Clinic: Graduate Institute, Fall 2013
Beneficiary: Mr. Sergey Ripinsky and Ms. Kendra Magraw, UNCTAD



Executive Summary

Read the full report here


There is a growing concern with regards to the significant losses of national tax revenues because of sophisticated tax planning by multinational enterprise (MNEs) aimed at shifting profits in ways that erode the taxable base. International legal systems created to regulate directly or indirectly such conducts of MNEs have so far proven ineffective in preventing tax base erosion and profit shifting (BEPS) from occurring. The purpose of this memorandum is to show the reason why this is the case.


As BEPS is the result of the conduct of private actors, MNEs in particular, it is bilateral taxation treaties that are directly relevant to this phenomenon. However, they leave legal loopholes that make strategic tax planning possible providing opportunity for BEPS; as the traditional concept of permanent establishment can easily be manipulated, it is no longer an effective nexus providing a basis for taxation; exemption rules, originally designed to prevent double-taxation, can be exploited in a way to lead to double non-taxation; the arm’s length principle, commonly underlying transfer pricing allocations, can be abused so as to separate income from the economic activity that produces it and allowing profits to be shifted to low tax environments. Consequently, other branches of international economic law, i.e. international investment as well as trade law, which are also directly or indirectly relevant to taxation, need to be explored.

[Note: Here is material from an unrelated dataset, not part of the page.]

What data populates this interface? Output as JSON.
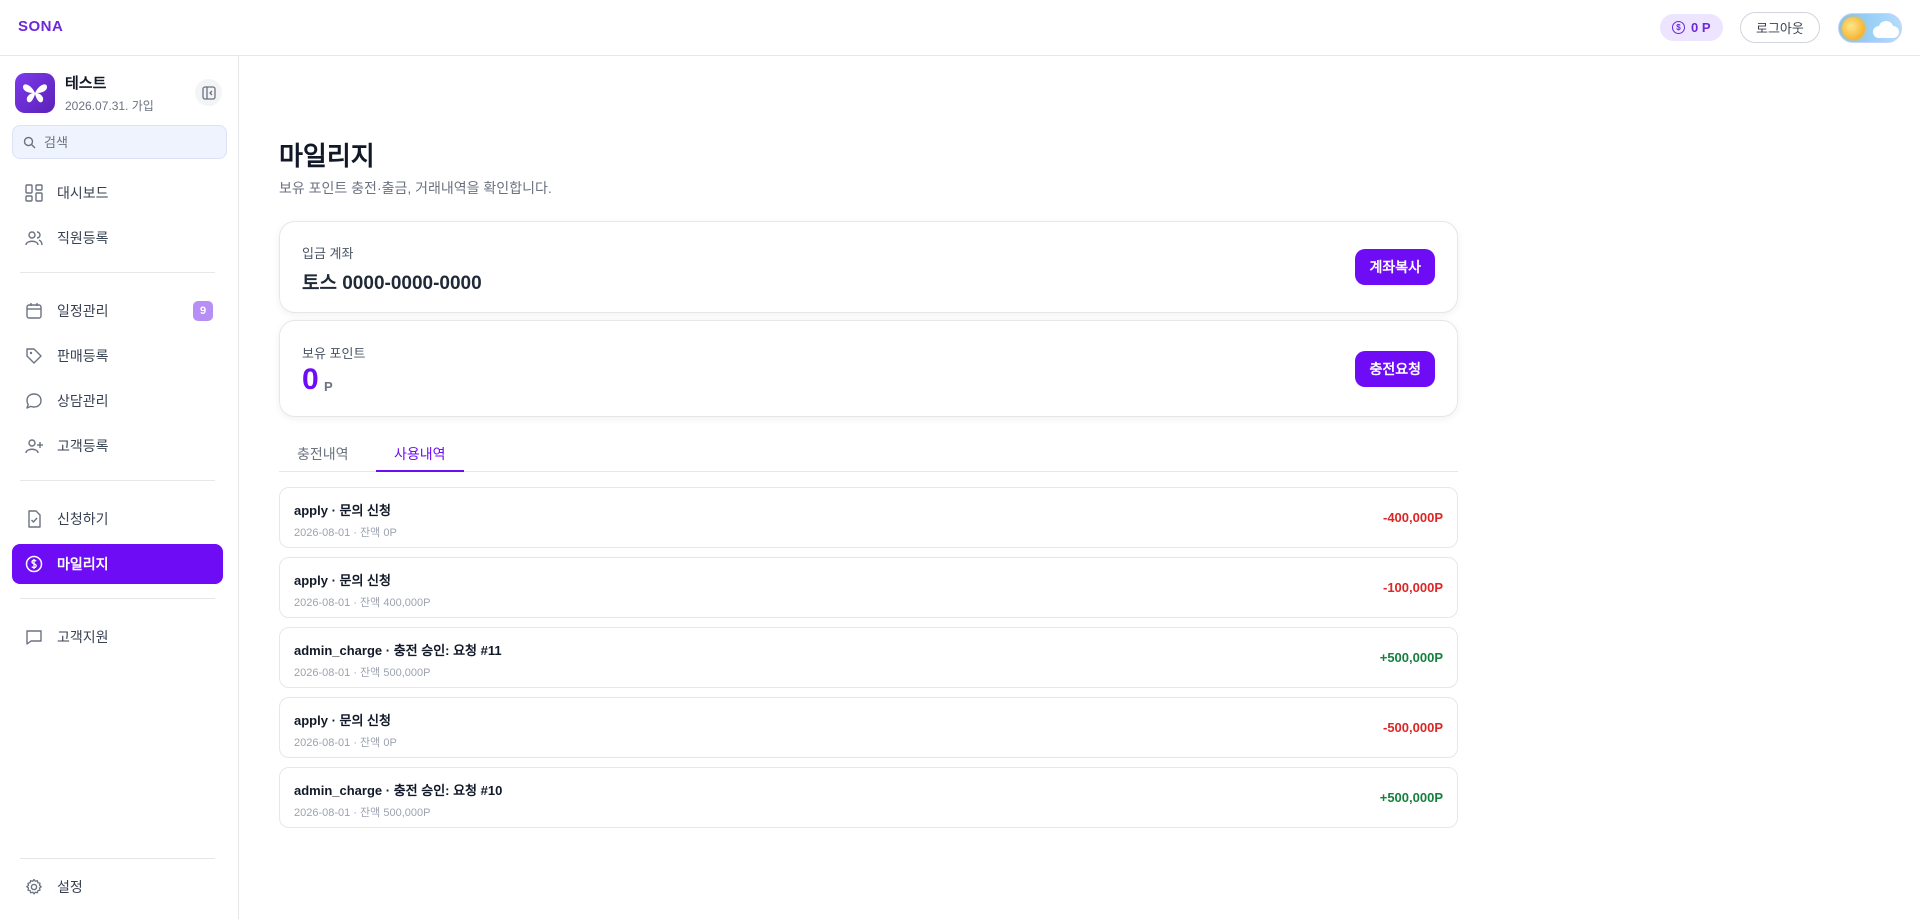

International investment law, which regulates the conduct of host States, not investors, has by definition little chance to address BEPS. In addition to this, several limitations have been identified; as a lot of investment treaties exclude taxation issues from their scope of application, BEPS is placed outside the scope of investment law accordingly; to the extent that an investment treaty is applicable to taxation, it can be a regulatory measure to be scrutinized by investment arbitration, and thereby there exists a limited possibility that a measure against BEPS is alleged to constitute a violation of an investment treaty and/or contractual obligations resulting from ‘tax stabilization clauses’; conversely, the usefulness of counterclaims before investment arbitration, which theoretically has a potential to tackle BEPS in the context of investment law, will be limited in the light of current jurisprudence.